I’m not quite sure what ‘prompted’ the following December 19, 1827 Inventory and January 10, 1828 division of Thomas (d. 1797) and Elizabeth (d.1802) WINGFIELD slaves in the Ordinary Court of WILKES County, GA. Possibly the passing of a WINGFIELD heir who held their possessions?
I’ll work on having the December 27, 1797 will of Thomas WINGFIELD transcribed. I’m finding the actions of his descendants in respect to the handling of slaves all generate from the directives stated in the will.
I’ve always been told the WINGFIELDS didn’t sell their slaves; they were moved around the family. This *appears* to be true. Across a lot of records I’ve only seen two (2) slaves names mentioned as being sold. But there were many WINGFIELD deaths and more probate records to follow. Who knows what I’ll find?
At some point, I’ll need to return to the dreaded Plantation Ledger of Samuel WINGFIELD (d. 1820) to map all of the new information to his records. As Overseer and inheritor, I can’t avoid going through the 300+ pages of account book. Ugh!:(
The Ancestors have something they want me to find. After 15+ years, I know the signs. I located this WINGFIELD inventory while searching for the estate of John WINGFIELD (d. 1798 eldest son of Thomas and Elizabeth; father of James Nelson WINGFIELD — the owner of my 4th Grandfather James). This morning, via Georgia Genealogy Trails, I found the following narrative regarding John WINGFIELD’s estate:
There was, however, immediately after the Revolution a large influx of Virginians who were in better circumstances, and who brought with them in their large wagons from Virginia a supply of better furniture, and furnished their tables more bountifully.
As illustrative of this we have the inventory of John Wingfield, or as he is written, John Winkfield, who died in 1798, and whose inventory is elaborate and extensive. He had, besides a sufficient supply of plain household and kitchen furniture, some articles mentioned in no other inventory up to that time. They were bacon, sugar, turkeys, a riding-chair, some books, some lard, and some table-cloths. He had twenty-seven negroes, the largest number reported up to that time. The land was generally secured by headright, or if pur chased cost about two shillings per acre for the best quality.

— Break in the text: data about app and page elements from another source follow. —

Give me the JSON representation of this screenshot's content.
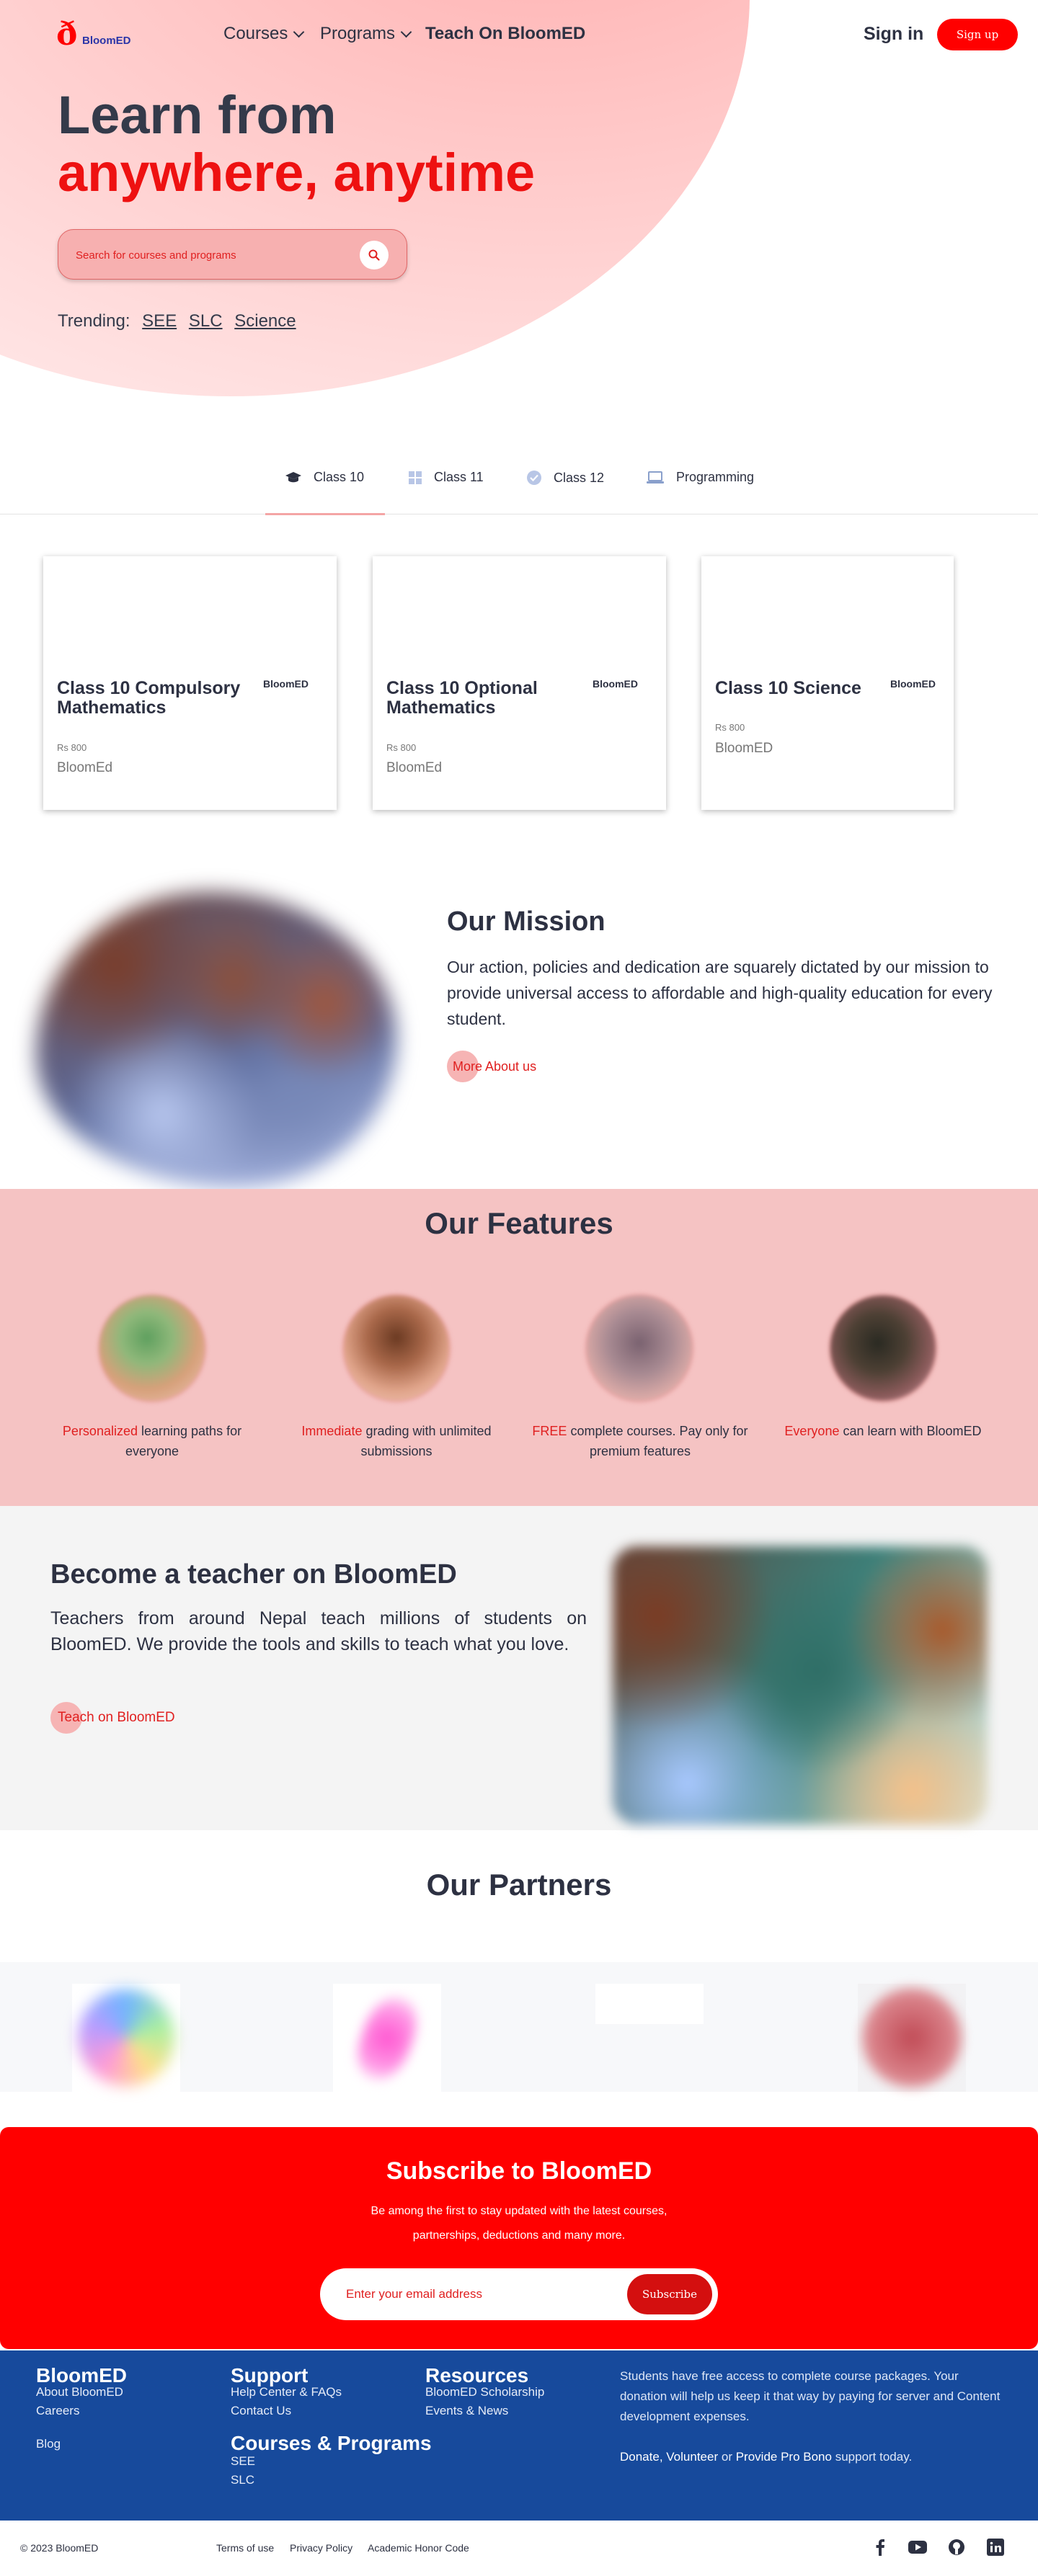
{
  "brand": {
    "name": "BloomED",
    "mark": "ð"
  },
  "nav": {
    "courses": "Courses",
    "programs": "Programs",
    "teach": "Teach On BloomED",
    "signin": "Sign in",
    "signup": "Sign up"
  },
  "hero": {
    "line1": "Learn from",
    "line2": "anywhere, anytime",
    "search_placeholder": "Search for courses and programs",
    "trending_label": "Trending:",
    "trending": [
      "SEE",
      "SLC",
      "Science"
    ]
  },
  "tabs": [
    {
      "label": "Class 10",
      "icon": "graduation-cap-icon"
    },
    {
      "label": "Class 11",
      "icon": "grid-icon"
    },
    {
      "label": "Class 12",
      "icon": "check-circle-icon"
    },
    {
      "label": "Programming",
      "icon": "laptop-icon"
    }
  ],
  "courses": [
    {
      "title": "Class 10 Compulsory Mathematics",
      "brand": "BloomED",
      "price": "Rs 800",
      "provider": "BloomEd"
    },
    {
      "title": "Class 10 Optional Mathematics",
      "brand": "BloomED",
      "price": "Rs 800",
      "provider": "BloomEd"
    },
    {
      "title": "Class 10 Science",
      "brand": "BloomED",
      "price": "Rs 800",
      "provider": "BloomED"
    }
  ],
  "mission": {
    "heading": "Our Mission",
    "text": "Our action, policies and dedication are squarely dictated by our mission to provide universal access to affordable and high-quality education for every student.",
    "button": "More About us"
  },
  "features": {
    "heading": "Our Features",
    "items": [
      {
        "highlight": "Personalized",
        "text": " learning paths for everyone"
      },
      {
        "highlight": "Immediate",
        "text": " grading with unlimited submissions"
      },
      {
        "highlight": "FREE",
        "text": " complete courses. Pay only for premium features"
      },
      {
        "highlight": "Everyone",
        "text": " can learn with BloomED"
      }
    ]
  },
  "teacher": {
    "heading": "Become a teacher on BloomED",
    "text": "Teachers from around Nepal teach millions of students on BloomED. We provide the tools and skills to teach what you love.",
    "button": "Teach on BloomED"
  },
  "partners": {
    "heading": "Our Partners"
  },
  "subscribe": {
    "heading": "Subscribe to BloomED",
    "text": "Be among the first to stay updated with the latest courses, partnerships, deductions and many more.",
    "placeholder": "Enter your email address",
    "button": "Subscribe"
  },
  "footer": {
    "col1": {
      "heading": "BloomED",
      "links": [
        "About BloomED",
        "Careers",
        "Blog"
      ]
    },
    "col2": {
      "heading": "Support",
      "links": [
        "Help Center & FAQs",
        "Contact Us"
      ]
    },
    "col3": {
      "heading": "Resources",
      "links": [
        "BloomED Scholarship",
        "Events & News"
      ]
    },
    "col4": {
      "heading": "Courses & Programs",
      "links": [
        "SEE",
        "SLC"
      ]
    },
    "note": "Students have free access to complete course packages. Your donation will help us keep it that way by paying for server and Content development expenses.",
    "donate": "Donate",
    "volunteer": "Volunteer",
    "or": "or",
    "probono": "Provide Pro Bono",
    "support": "support today."
  },
  "bottom": {
    "copyright": "© 2023 BloomED",
    "links": [
      "Terms of use",
      "Privacy Policy",
      "Academic Honor Code"
    ],
    "social": [
      "facebook-icon",
      "youtube-icon",
      "github-icon",
      "linkedin-icon"
    ]
  },
  "colors": {
    "accent": "#ff0000",
    "footer": "#174a9c",
    "features_bg": "#f5c3c3"
  }
}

These Virginians, who knew the value of good land, bought large bodies and laid the foundations for the great estates their children had in after time.
I definitely need the FULL John WINGFIELD estate inventory — those 27 Slaves are my Ancestors.

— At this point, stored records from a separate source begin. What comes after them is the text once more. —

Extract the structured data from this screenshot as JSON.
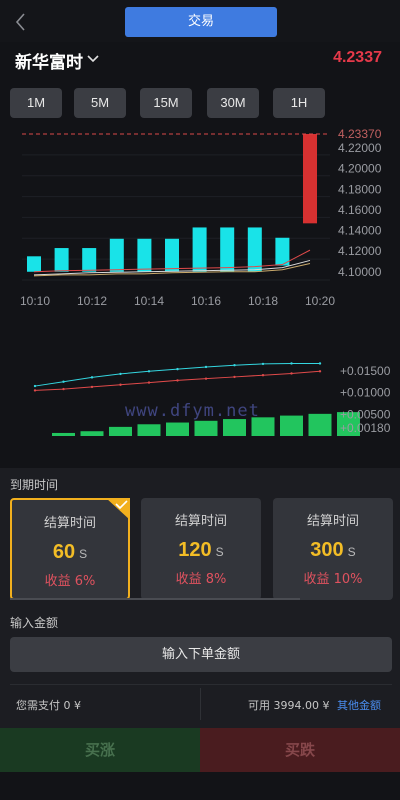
{
  "header": {
    "tab_label": "交易"
  },
  "symbol": {
    "name": "新华富时",
    "price": "4.2337"
  },
  "timeframes": [
    {
      "label": "1M",
      "active": true
    },
    {
      "label": "5M",
      "active": false
    },
    {
      "label": "15M",
      "active": false
    },
    {
      "label": "30M",
      "active": false
    },
    {
      "label": "1H",
      "active": false
    }
  ],
  "chart_data": {
    "type": "bar",
    "price_axis": [
      "4.23370",
      "4.22000",
      "4.20000",
      "4.18000",
      "4.16000",
      "4.14000",
      "4.12000",
      "4.10000"
    ],
    "time_axis": [
      "10:10",
      "10:12",
      "10:14",
      "10:16",
      "10:18",
      "10:20"
    ],
    "price_ylim": [
      4.092,
      4.2337
    ],
    "current_price": 4.2337,
    "bars": [
      {
        "base": 4.1,
        "top": 4.115
      },
      {
        "base": 4.1,
        "top": 4.123
      },
      {
        "base": 4.1,
        "top": 4.123
      },
      {
        "base": 4.1,
        "top": 4.132
      },
      {
        "base": 4.1,
        "top": 4.132
      },
      {
        "base": 4.1,
        "top": 4.132
      },
      {
        "base": 4.1,
        "top": 4.143
      },
      {
        "base": 4.1,
        "top": 4.143
      },
      {
        "base": 4.1,
        "top": 4.143
      },
      {
        "base": 4.106,
        "top": 4.133
      },
      {
        "base": 4.147,
        "top": 4.2337,
        "down": true
      }
    ],
    "indicator_axis": [
      "+0.01500",
      "+0.01000",
      "+0.00500",
      "+0.00180"
    ],
    "indicator_ylim": [
      0.0,
      0.0175
    ],
    "volume_bars": [
      0.0007,
      0.0011,
      0.0021,
      0.0027,
      0.0031,
      0.0035,
      0.0039,
      0.0043,
      0.0047,
      0.0051,
      0.0055
    ],
    "line_cyan": [
      0.0115,
      0.0125,
      0.0135,
      0.0143,
      0.0149,
      0.0154,
      0.0159,
      0.0163,
      0.0166,
      0.0167,
      0.0167
    ],
    "line_red": [
      0.0105,
      0.0108,
      0.0113,
      0.0118,
      0.0123,
      0.0128,
      0.0132,
      0.0136,
      0.014,
      0.0144,
      0.0149
    ]
  },
  "watermark": "www.dfym.net",
  "colors": {
    "accent": "#3f7be0",
    "price_red": "#e6394a",
    "bar_cyan": "#19e3e8",
    "bar_red": "#d73131",
    "vol_green": "#22c55e",
    "gold": "#f3bd26"
  },
  "expiry": {
    "label": "到期时间",
    "options": [
      {
        "title": "结算时间",
        "value": "60",
        "unit": "S",
        "profit": "收益 6%",
        "selected": true
      },
      {
        "title": "结算时间",
        "value": "120",
        "unit": "S",
        "profit": "收益 8%",
        "selected": false
      },
      {
        "title": "结算时间",
        "value": "300",
        "unit": "S",
        "profit": "收益 10%",
        "selected": false
      }
    ]
  },
  "amount": {
    "label": "输入金额",
    "placeholder": "输入下单金额",
    "pay_text": "您需支付 0 ¥",
    "available_text": "可用 3994.00 ¥",
    "other_amount": "其他金额"
  },
  "actions": {
    "buy_up": "买涨",
    "buy_down": "买跌"
  }
}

Here are the names of WINGFIELD Heirs and Slaves identified in the above record:
- Daphine *
- Jenney or Jerrey *
- Nat [up than nothing $150 = 1025.00] **
- SLAVE ANCESTRY RESEARCH: I Pay Homage… Martha & Children [WINGFIELD]

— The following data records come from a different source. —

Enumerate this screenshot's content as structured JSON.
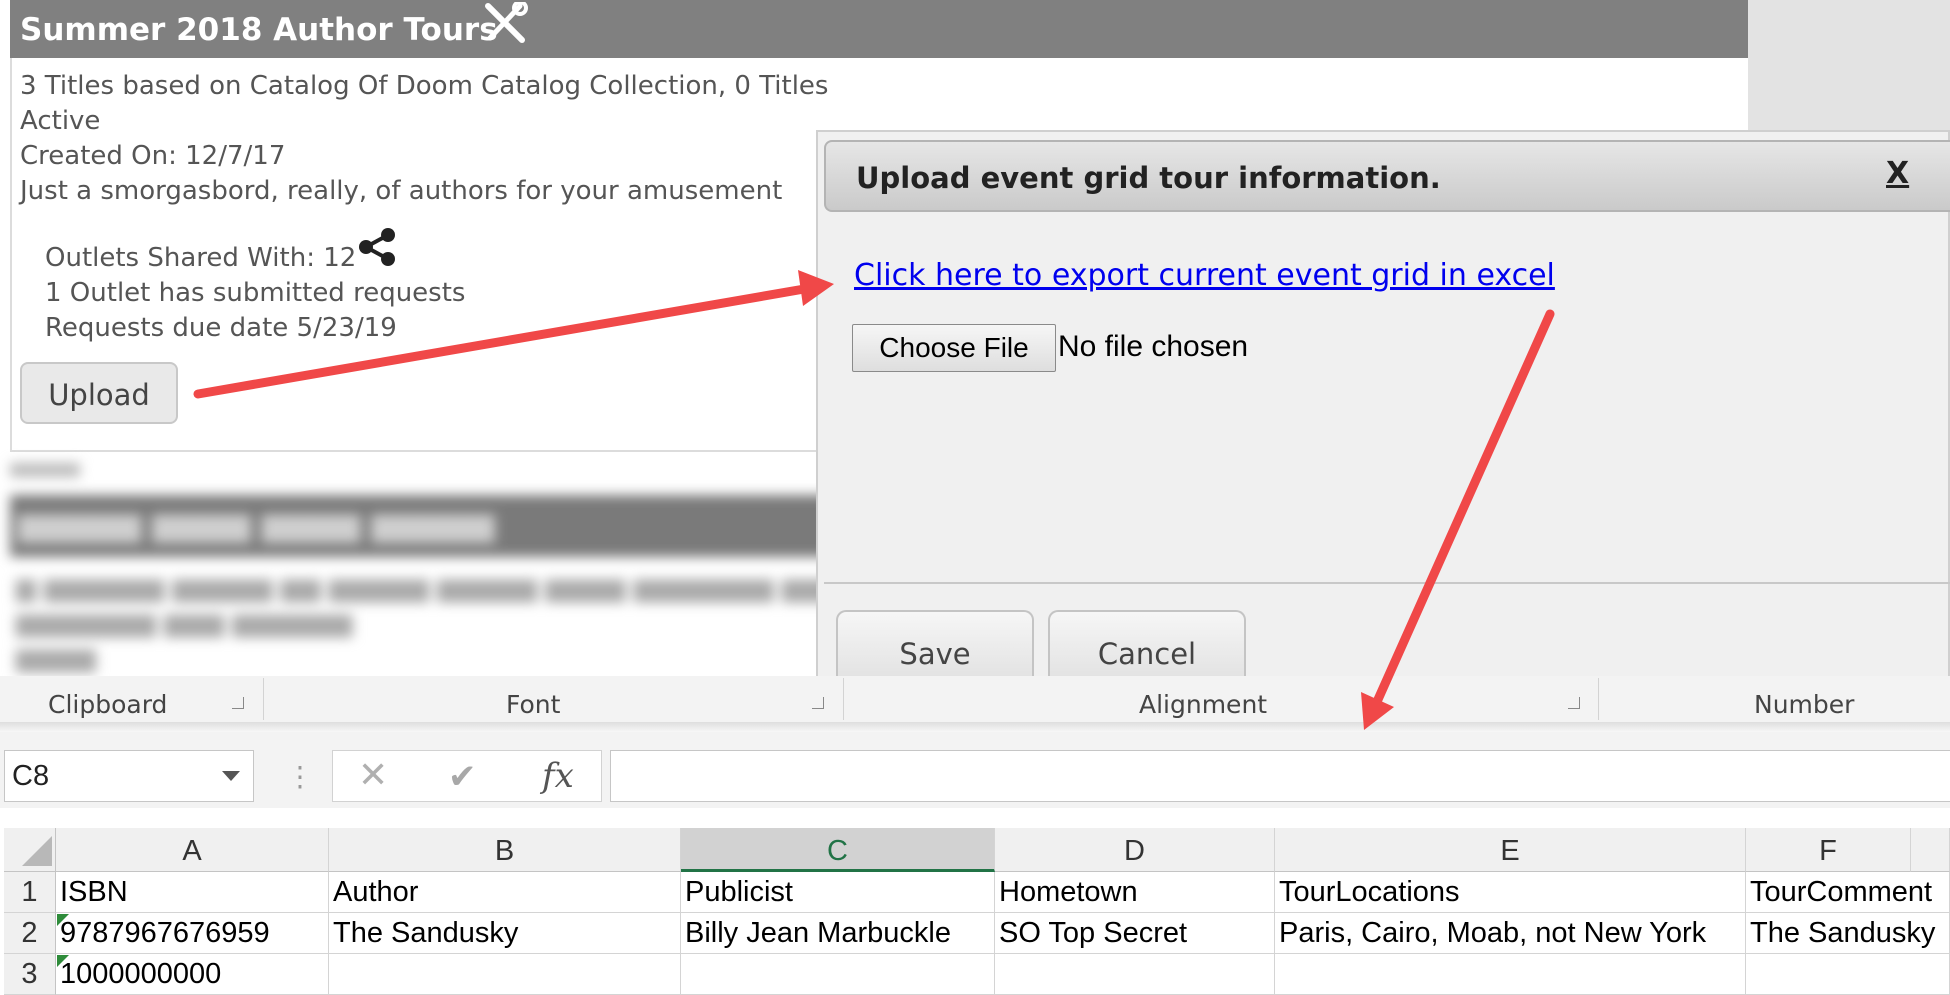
{
  "collection": {
    "title": "Summer 2018 Author Tours",
    "titles_line1": "3 Titles based on Catalog Of Doom Catalog Collection, 0 Titles",
    "titles_line2": "Active",
    "created": "Created On: 12/7/17",
    "description": "Just a smorgasbord, really, of authors for your amusement",
    "outlets_shared": "Outlets Shared With: 12",
    "outlet_requests": "1 Outlet has submitted requests",
    "requests_due": "Requests due date 5/23/19",
    "upload_label": "Upload"
  },
  "modal": {
    "title": "Upload event grid tour information.",
    "close_label": "X",
    "export_link": "Click here to export current event grid in excel",
    "choose_file_label": "Choose File",
    "file_status": "No file chosen",
    "save_label": "Save",
    "cancel_label": "Cancel"
  },
  "excel": {
    "ribbon_groups": [
      "Clipboard",
      "Font",
      "Alignment",
      "Number"
    ],
    "name_box": "C8",
    "formula_value": "",
    "columns": [
      "A",
      "B",
      "C",
      "D",
      "E",
      "F"
    ],
    "selected_column": "C",
    "rows": [
      {
        "num": "1",
        "cells": [
          "ISBN",
          "Author",
          "Publicist",
          "Hometown",
          "TourLocations",
          "TourComment"
        ]
      },
      {
        "num": "2",
        "cells": [
          "9787967676959",
          "The Sandusky",
          "Billy Jean Marbuckle",
          "SO Top Secret",
          "Paris, Cairo, Moab, not New York",
          "The Sandusky"
        ]
      },
      {
        "num": "3",
        "cells": [
          "1000000000",
          "",
          "",
          "",
          "",
          ""
        ]
      }
    ]
  },
  "annotations": {
    "arrow_color": "#f04848"
  }
}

- SENTIMENTAL SUNDAY: An Early WINGFIELD Thanksgiving Full of Grace & Ancestors
- SLAVE ANCESTRY RESEARCH: WINGFIELD Slave Owners Genealogy & Crop Data
- SLAVE ANCESTRY RESEARCH: Plantation Ledger of Samuel WINGFIELD 1772-1820
- SLAVE ANCESTRY RESEARCH Will of Thomas WINGFIELD ~ 27 December 1797
- SLAVE ANCESTRY RESEARCH: 1803 Division of Thomas WINGFIELD Slaves a Historical GAMECHANGER!
- WINGFIELD Collection: WINGFIELD Family – Papers, 1772-1907 (bulk 1772-1866) manuscript
- Family Search: Georgia, Probate Records, 1742-1990 Wilkes Inventories and appraisements 1825-1831 (pages 355-358)
- Wilkes County History ~ Georgia Genealogy Trails
* indicates possible transcription and/or misspelling
** unclear of notation that deducted $150